05/14/2004 11:00PM

California comp bill is law


INGLEWOOD, Calif. - California Gov. Arnold Schwarzenegger signed legislation on Thursday that will increase the takeout on exotic wagers placed on California races by one-half of 1 percent to offset the costs of workers' compensation insurance paid by trainers.

Racing officials said the higher takeout structure could take effect within a week, and possibly this weekend.

The takeout for all bets other than win, place or show will increase from 20.18 to 20.68 percent. The increase is expected to generate $10 million annually for insurance costs.

High workers' compensation costs in the last two years have been blamed for some owners and trainers leaving the sport and others being forced to reduce their holdings.

"I think the first emotion everyone is feeling is relief," said Drew Couto, the executive director of the Thoroughbred Owners of California.

Schwarzenegger vetoed a takeout increase bill in January, saying he would not support a bill that did not include provisions for greater regulatory oversight, a sunset clause, and wider participation from racetracks and county fairs in the management of the program. Those provisions were added to a bill sponsored by Jerome Horton, Democrat from Inglewood, that was introduced in March and sped through the legislative process.

The new program will subsidize owners and trainers in two ways. A starter's fee will be paid to the owner of each runner, ranging from $300 on the northern California circuit to $400 in Southern California. That plan could start as soon as May 26. A similar plan will be enacted on the fair circuit, but the amount has not been finalized.

In addition, trainers will receive a subsidy to go toward their workers' compensation policies. The subsidy plan is expected to be in place by July 1, Couto said. Track officials have scheduled meetings in the next few weeks to discuss the financial details.

The subsidy is expected to reduce premiums from $35 per $100 of payroll to closer to $20, according to Hollywood Park's president, Rick Baedeker. Trainers are required to hold separate policies covering backstretch employees and jockeys. Most of the increased costs have been passed on to owners through daily training fees.

Ed Halpern, the executive director of the California Thoroughbred Trainers, said the immediate reaction was relief.

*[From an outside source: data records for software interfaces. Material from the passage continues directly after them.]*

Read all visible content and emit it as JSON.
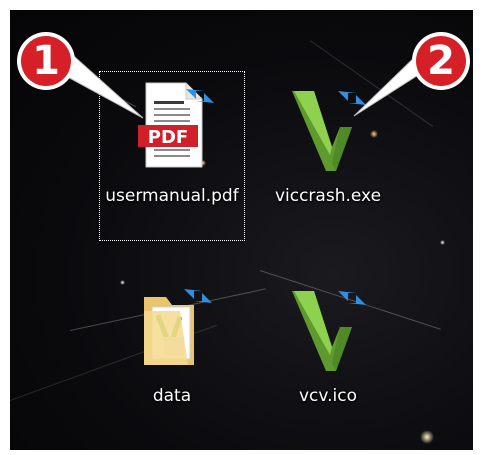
{
  "desktop": {
    "icons": [
      {
        "label": "usermanual.pdf",
        "type": "pdf-file-icon",
        "selected": true
      },
      {
        "label": "viccrash.exe",
        "type": "vicinity-app-icon",
        "selected": false
      },
      {
        "label": "data",
        "type": "folder-shortcut-icon",
        "selected": false
      },
      {
        "label": "vcv.ico",
        "type": "vicinity-ico-icon",
        "selected": false
      }
    ]
  },
  "callouts": [
    {
      "number": "1",
      "color": "#d62027"
    },
    {
      "number": "2",
      "color": "#d62027"
    }
  ],
  "colors": {
    "pdf_red": "#d0202a",
    "vicinity_green": "#7cc142",
    "shortcut_blue": "#2f8fe0",
    "callout_red": "#d62027"
  }
}
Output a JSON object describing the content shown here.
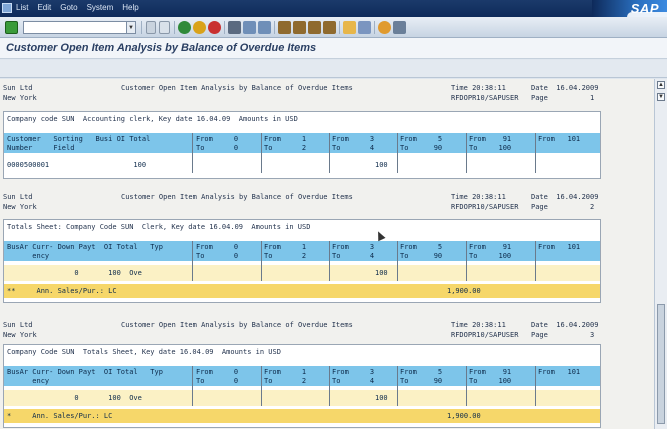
{
  "menu": {
    "items": [
      "List",
      "Edit",
      "Goto",
      "System",
      "Help"
    ]
  },
  "logo": {
    "text": "SAP"
  },
  "toolbar": {
    "command_value": "",
    "buttons": [
      "enter-icon",
      "save-icon",
      "back-icon",
      "exit-icon",
      "cancel-icon",
      "print-icon",
      "find-icon",
      "find-next-icon",
      "first-page-icon",
      "prev-page-icon",
      "next-page-icon",
      "last-page-icon",
      "new-session-icon",
      "shortcut-icon",
      "help-icon",
      "customize-icon"
    ]
  },
  "title": "Customer Open Item Analysis by Balance of Overdue Items",
  "colors": {
    "header_cyan": "#7dc5ea",
    "totals_yellow": "#f6d76a",
    "title_blue": "#2a3f63"
  },
  "sections": [
    {
      "company": "Sun Ltd",
      "city": "New York",
      "report_title": "Customer Open Item Analysis by Balance of Overdue Items",
      "time": "Time 20:38:11",
      "date": "Date  16.04.2009",
      "program": "RFDOPR10/SAPUSER",
      "page": "Page          1",
      "box_title": "Company code SUN  Accounting clerk, Key date 16.04.09  Amounts in USD",
      "col1_top": "Customer   Sorting   Busi OI Total",
      "col1_bot": "Number     Field",
      "buckets": [
        {
          "from": "From     0",
          "to": "To       0"
        },
        {
          "from": "From     1",
          "to": "To       2"
        },
        {
          "from": "From     3",
          "to": "To       4"
        },
        {
          "from": "From     5",
          "to": "To      90"
        },
        {
          "from": "From    91",
          "to": "To     100"
        },
        {
          "from": "From   101",
          "to": ""
        }
      ],
      "row": {
        "c1": "0000500001                    100",
        "b3": "100"
      }
    },
    {
      "company": "Sun Ltd",
      "city": "New York",
      "report_title": "Customer Open Item Analysis by Balance of Overdue Items",
      "time": "Time 20:38:11",
      "date": "Date  16.04.2009",
      "program": "RFDOPR10/SAPUSER",
      "page": "Page          2",
      "box_title": "Totals Sheet: Company Code SUN  Clerk, Key date 16.04.09  Amounts in USD",
      "col1_top": "BusAr Curr- Down Payt  OI Total   Typ",
      "col1_bot": "      ency",
      "buckets": [
        {
          "from": "From     0",
          "to": "To       0"
        },
        {
          "from": "From     1",
          "to": "To       2"
        },
        {
          "from": "From     3",
          "to": "To       4"
        },
        {
          "from": "From     5",
          "to": "To      90"
        },
        {
          "from": "From    91",
          "to": "To     100"
        },
        {
          "from": "From   101",
          "to": ""
        }
      ],
      "row": {
        "c1": "                0       100  Ove",
        "b3": "100"
      },
      "totals": {
        "label": "**     Ann. Sales/Pur.: LC",
        "value": "1,900.00"
      }
    },
    {
      "company": "Sun Ltd",
      "city": "New York",
      "report_title": "Customer Open Item Analysis by Balance of Overdue Items",
      "time": "Time 20:38:11",
      "date": "Date  16.04.2009",
      "program": "RFDOPR10/SAPUSER",
      "page": "Page          3",
      "box_title": "Company Code SUN  Totals Sheet, Key date 16.04.09  Amounts in USD",
      "col1_top": "BusAr Curr- Down Payt  OI Total   Typ",
      "col1_bot": "      ency",
      "buckets": [
        {
          "from": "From     0",
          "to": "To       0"
        },
        {
          "from": "From     1",
          "to": "To       2"
        },
        {
          "from": "From     3",
          "to": "To       4"
        },
        {
          "from": "From     5",
          "to": "To      90"
        },
        {
          "from": "From    91",
          "to": "To     100"
        },
        {
          "from": "From   101",
          "to": ""
        }
      ],
      "row": {
        "c1": "                0       100  Ove",
        "b3": "100"
      },
      "totals": {
        "label": "*     Ann. Sales/Pur.: LC",
        "value": "1,900.00"
      }
    }
  ]
}
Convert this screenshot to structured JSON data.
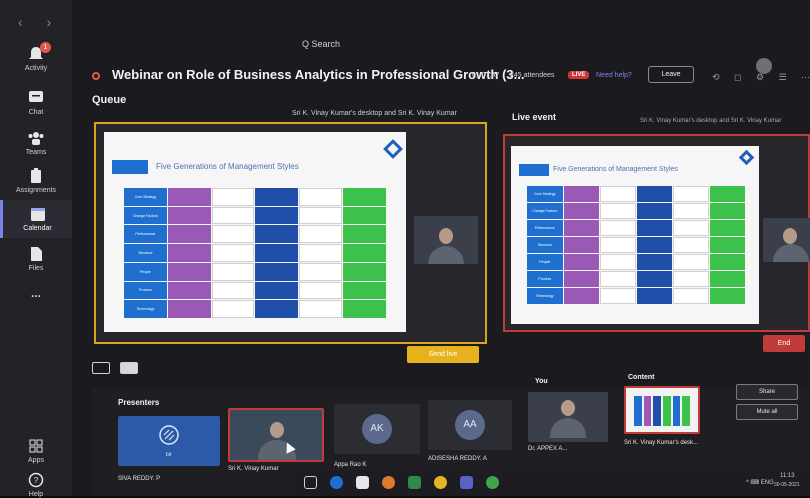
{
  "nav": {
    "arrows": "‹  ›"
  },
  "rail": {
    "items": [
      {
        "label": "Activity",
        "badge": "1"
      },
      {
        "label": "Chat"
      },
      {
        "label": "Teams"
      },
      {
        "label": "Assignments"
      },
      {
        "label": "Calendar"
      },
      {
        "label": "Files"
      },
      {
        "label": "..."
      }
    ],
    "apps_label": "Apps",
    "help_label": "Help"
  },
  "topbar": {
    "search_label": "Q  Search",
    "title": "Webinar on Role of Business Analytics in Professional Growth (3...",
    "timer": "01:07:47",
    "attendees": "245 attendees",
    "live_badge": "LIVE",
    "help_link": "Need help?",
    "leave_label": "Leave",
    "tool_icons": "⟲ ◻ ⚙ ☰ ⋯"
  },
  "queue": {
    "label": "Queue",
    "desc": "Sri K. Vinay Kumar's desktop and Sri K. Vinay Kumar",
    "slide_title": "Five Generations of Management Styles",
    "send_live": "Send live"
  },
  "live_event": {
    "label": "Live event",
    "desc": "Sri K. Vinay Kumar's desktop and Sri K. Vinay Kumar",
    "slide_title": "Five Generations of Management Styles",
    "end_label": "End"
  },
  "slide_rows": [
    "Core Strategy",
    "Change Factors",
    "Performance",
    "Structure",
    "People",
    "Process",
    "Technology"
  ],
  "presenters": {
    "label": "Presenters",
    "you_label": "You",
    "content_label": "Content",
    "tiles": [
      {
        "name": "SIVA REDDY. P",
        "sub": "bit"
      },
      {
        "name": "Sri K. Vinay Kumar"
      },
      {
        "name": "Appa Rao K",
        "initials": "AK"
      },
      {
        "name": "ADISESHA REDDY. A",
        "initials": "AA"
      },
      {
        "name": "Dr. APPEX A..."
      },
      {
        "name": "Sri K. Vinay Kumar's desk..."
      }
    ],
    "share_label": "Share",
    "mute_all_label": "Mute all"
  },
  "taskbar": {
    "time": "11:13",
    "date": "30-05-2021",
    "tray": "^ ⌨ ENG"
  },
  "colors": {
    "accent": "#7b83eb",
    "queue_border": "#d9a520",
    "live_border": "#c23b3b",
    "send_live": "#e8b21e"
  }
}
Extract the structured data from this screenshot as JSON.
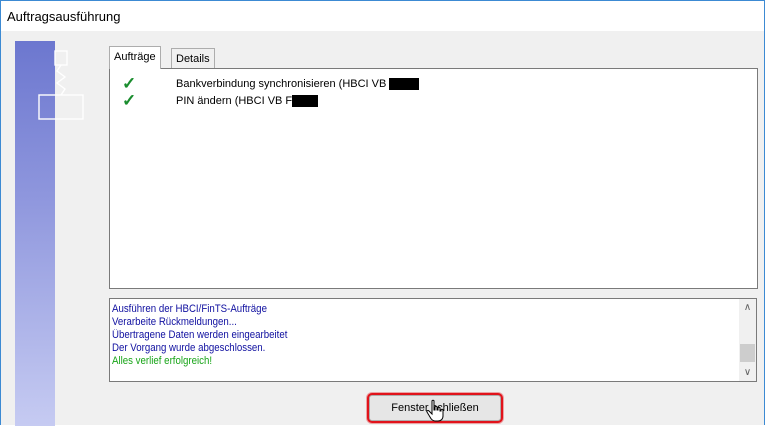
{
  "window": {
    "title": "Auftragsausführung"
  },
  "tabs": [
    {
      "label": "Aufträge",
      "active": true
    },
    {
      "label": "Details",
      "active": false
    }
  ],
  "tasks": [
    {
      "status_icon": "check-icon",
      "label": "Bankverbindung synchronisieren (HBCI VB "
    },
    {
      "status_icon": "check-icon",
      "label": "PIN ändern (HBCI VB F"
    }
  ],
  "log": {
    "lines": [
      {
        "text": "Ausführen der HBCI/FinTS-Aufträge",
        "color": "#1010a0"
      },
      {
        "text": "Verarbeite Rückmeldungen...",
        "color": "#1010a0"
      },
      {
        "text": "Übertragene Daten werden eingearbeitet",
        "color": "#1010a0"
      },
      {
        "text": "Der Vorgang wurde abgeschlossen.",
        "color": "#1010a0"
      },
      {
        "text": "Alles verlief erfolgreich!",
        "color": "#17a417"
      }
    ]
  },
  "buttons": {
    "close_label": "Fenster schließen"
  },
  "colors": {
    "highlight": "#e1131b",
    "success": "#17a417",
    "info": "#1010a0"
  }
}
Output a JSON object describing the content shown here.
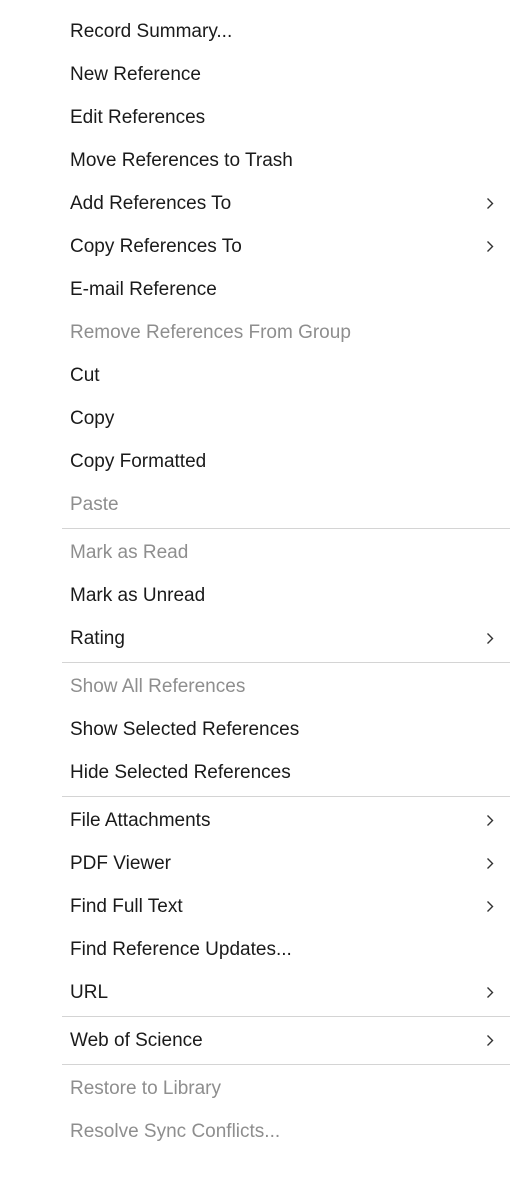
{
  "menu": {
    "items": [
      {
        "label": "Record Summary...",
        "enabled": true,
        "submenu": false
      },
      {
        "label": "New Reference",
        "enabled": true,
        "submenu": false
      },
      {
        "label": "Edit References",
        "enabled": true,
        "submenu": false
      },
      {
        "label": "Move References to Trash",
        "enabled": true,
        "submenu": false
      },
      {
        "label": "Add References To",
        "enabled": true,
        "submenu": true
      },
      {
        "label": "Copy References To",
        "enabled": true,
        "submenu": true
      },
      {
        "label": "E-mail Reference",
        "enabled": true,
        "submenu": false
      },
      {
        "label": "Remove References From Group",
        "enabled": false,
        "submenu": false
      },
      {
        "label": "Cut",
        "enabled": true,
        "submenu": false
      },
      {
        "label": "Copy",
        "enabled": true,
        "submenu": false
      },
      {
        "label": "Copy Formatted",
        "enabled": true,
        "submenu": false
      },
      {
        "label": "Paste",
        "enabled": false,
        "submenu": false
      },
      {
        "label": "Mark as Read",
        "enabled": false,
        "submenu": false
      },
      {
        "label": "Mark as Unread",
        "enabled": true,
        "submenu": false
      },
      {
        "label": "Rating",
        "enabled": true,
        "submenu": true
      },
      {
        "label": "Show All References",
        "enabled": false,
        "submenu": false
      },
      {
        "label": "Show Selected References",
        "enabled": true,
        "submenu": false
      },
      {
        "label": "Hide Selected References",
        "enabled": true,
        "submenu": false
      },
      {
        "label": "File Attachments",
        "enabled": true,
        "submenu": true
      },
      {
        "label": "PDF Viewer",
        "enabled": true,
        "submenu": true
      },
      {
        "label": "Find Full Text",
        "enabled": true,
        "submenu": true
      },
      {
        "label": "Find Reference Updates...",
        "enabled": true,
        "submenu": false
      },
      {
        "label": "URL",
        "enabled": true,
        "submenu": true
      },
      {
        "label": "Web of Science",
        "enabled": true,
        "submenu": true
      },
      {
        "label": "Restore to Library",
        "enabled": false,
        "submenu": false
      },
      {
        "label": "Resolve Sync Conflicts...",
        "enabled": false,
        "submenu": false
      }
    ]
  },
  "colors": {
    "enabled_text": "#1a1a1a",
    "disabled_text": "#8e8e8e",
    "separator": "#d4d4d4",
    "background": "#ffffff"
  }
}
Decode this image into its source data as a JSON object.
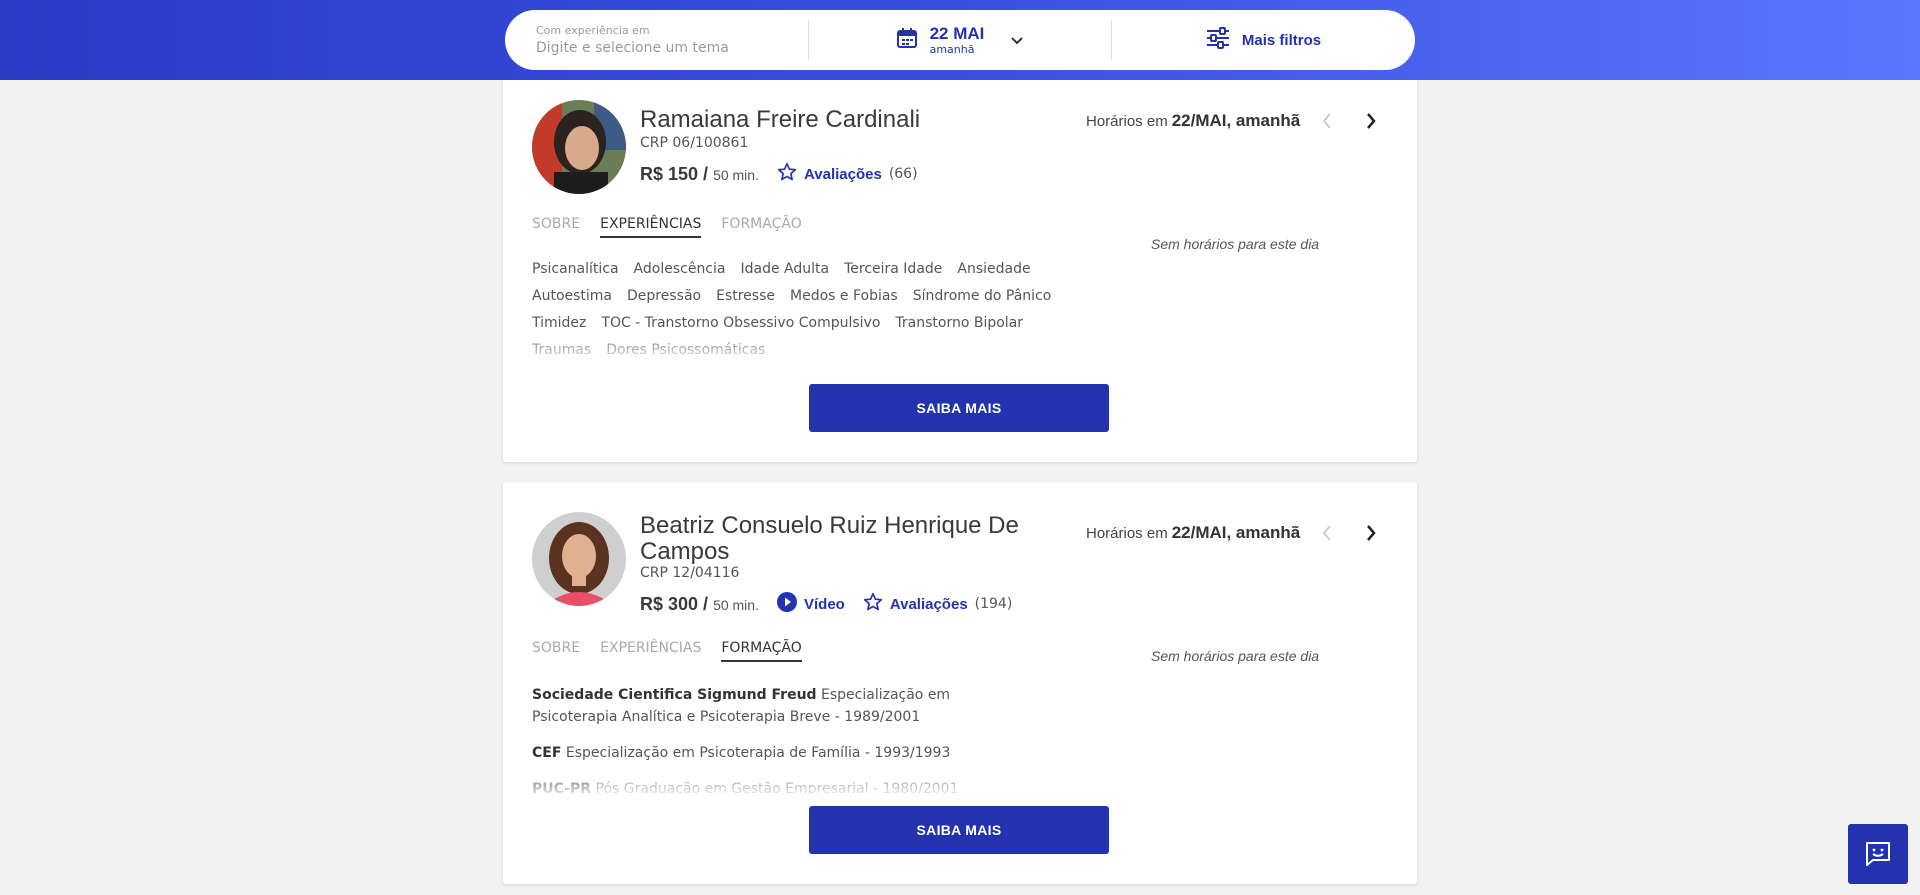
{
  "search": {
    "topic_label": "Com experiência em",
    "topic_placeholder": "Digite e selecione um tema",
    "date_main": "22 MAI",
    "date_sub": "amanhã",
    "filters_label": "Mais filtros"
  },
  "cards": [
    {
      "name": "Ramaiana Freire Cardinali",
      "crp": "CRP 06/100861",
      "price": "R$ 150 /",
      "duration": "50 min.",
      "reviews_label": "Avaliações",
      "reviews_count": "(66)",
      "horarios_label": "Horários em",
      "horarios_date": "22/MAI, amanhã",
      "no_hours": "Sem horários para este dia",
      "tabs": [
        "SOBRE",
        "EXPERIÊNCIAS",
        "FORMAÇÃO"
      ],
      "active_tab": "EXPERIÊNCIAS",
      "tags": [
        "Psicanalítica",
        "Adolescência",
        "Idade Adulta",
        "Terceira Idade",
        "Ansiedade",
        "Autoestima",
        "Depressão",
        "Estresse",
        "Medos e Fobias",
        "Síndrome do Pânico",
        "Timidez",
        "TOC - Transtorno Obsessivo Compulsivo",
        "Transtorno Bipolar",
        "Traumas",
        "Dores Psicossomáticas"
      ],
      "button": "SAIBA MAIS"
    },
    {
      "name": "Beatriz Consuelo Ruiz Henrique De Campos",
      "crp": "CRP 12/04116",
      "price": "R$ 300 /",
      "duration": "50 min.",
      "video_label": "Vídeo",
      "reviews_label": "Avaliações",
      "reviews_count": "(194)",
      "horarios_label": "Horários em",
      "horarios_date": "22/MAI, amanhã",
      "no_hours": "Sem horários para este dia",
      "tabs": [
        "SOBRE",
        "EXPERIÊNCIAS",
        "FORMAÇÃO"
      ],
      "active_tab": "FORMAÇÃO",
      "formacao": [
        {
          "inst": "Sociedade Cientifica Sigmund Freud",
          "desc": "Especialização em Psicoterapia Analítica e Psicoterapia Breve - 1989/2001"
        },
        {
          "inst": "CEF",
          "desc": "Especialização em Psicoterapia de Família - 1993/1993"
        },
        {
          "inst": "PUC-PR",
          "desc": "Pós Graduação em Gestão Empresarial - 1980/2001"
        }
      ],
      "button": "SAIBA MAIS"
    }
  ],
  "colors": {
    "brand": "#2333b0",
    "header_start": "#2a3bc6",
    "header_end": "#5a78ff"
  },
  "icons": [
    "calendar-icon",
    "chevron-down-icon",
    "sliders-icon",
    "star-icon",
    "play-icon",
    "chevron-left-icon",
    "chevron-right-icon",
    "chat-icon"
  ]
}
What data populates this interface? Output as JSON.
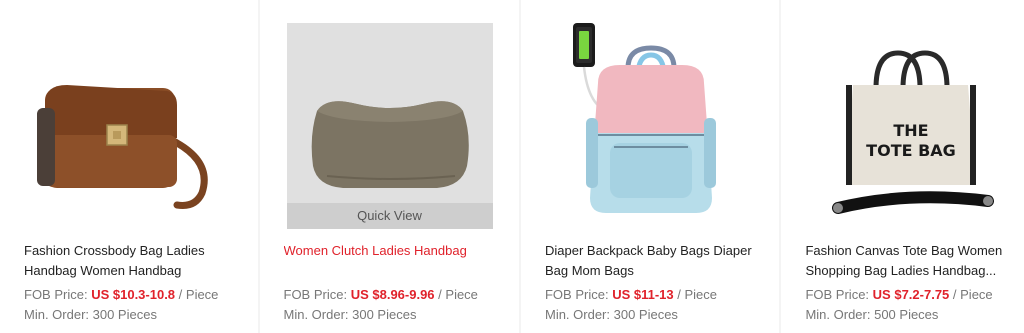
{
  "products": [
    {
      "title": "Fashion Crossbody Bag Ladies Handbag Women Handbag",
      "price_label": "FOB Price:",
      "price_value": "US $10.3-10.8",
      "price_unit": "/ Piece",
      "moq": "Min. Order: 300 Pieces",
      "image_icon": "brown-crossbody-bag"
    },
    {
      "title": "Women Clutch Ladies Handbag",
      "price_label": "FOB Price:",
      "price_value": "US $8.96-9.96",
      "price_unit": "/ Piece",
      "moq": "Min. Order: 300 Pieces",
      "image_icon": "taupe-clutch-bag",
      "quick_view": "Quick View"
    },
    {
      "title": "Diaper Backpack Baby Bags Diaper Bag Mom Bags",
      "price_label": "FOB Price:",
      "price_value": "US $11-13",
      "price_unit": "/ Piece",
      "moq": "Min. Order: 300 Pieces",
      "image_icon": "pink-blue-diaper-backpack"
    },
    {
      "title": "Fashion Canvas Tote Bag Women Shopping Bag Ladies Handbag...",
      "price_label": "FOB Price:",
      "price_value": "US $7.2-7.75",
      "price_unit": "/ Piece",
      "moq": "Min. Order: 500 Pieces",
      "image_icon": "canvas-tote-bag",
      "image_text_1": "THE",
      "image_text_2": "TOTE BAG"
    }
  ],
  "colors": {
    "price_red": "#e0222b",
    "title_hover_red": "#e0222b",
    "card_bg": "#ffffff",
    "page_bg": "#f4f4f4"
  }
}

"As I walked around this morning, the reaction is very positive," he said. "There is a sense of satisfaction that we got something done."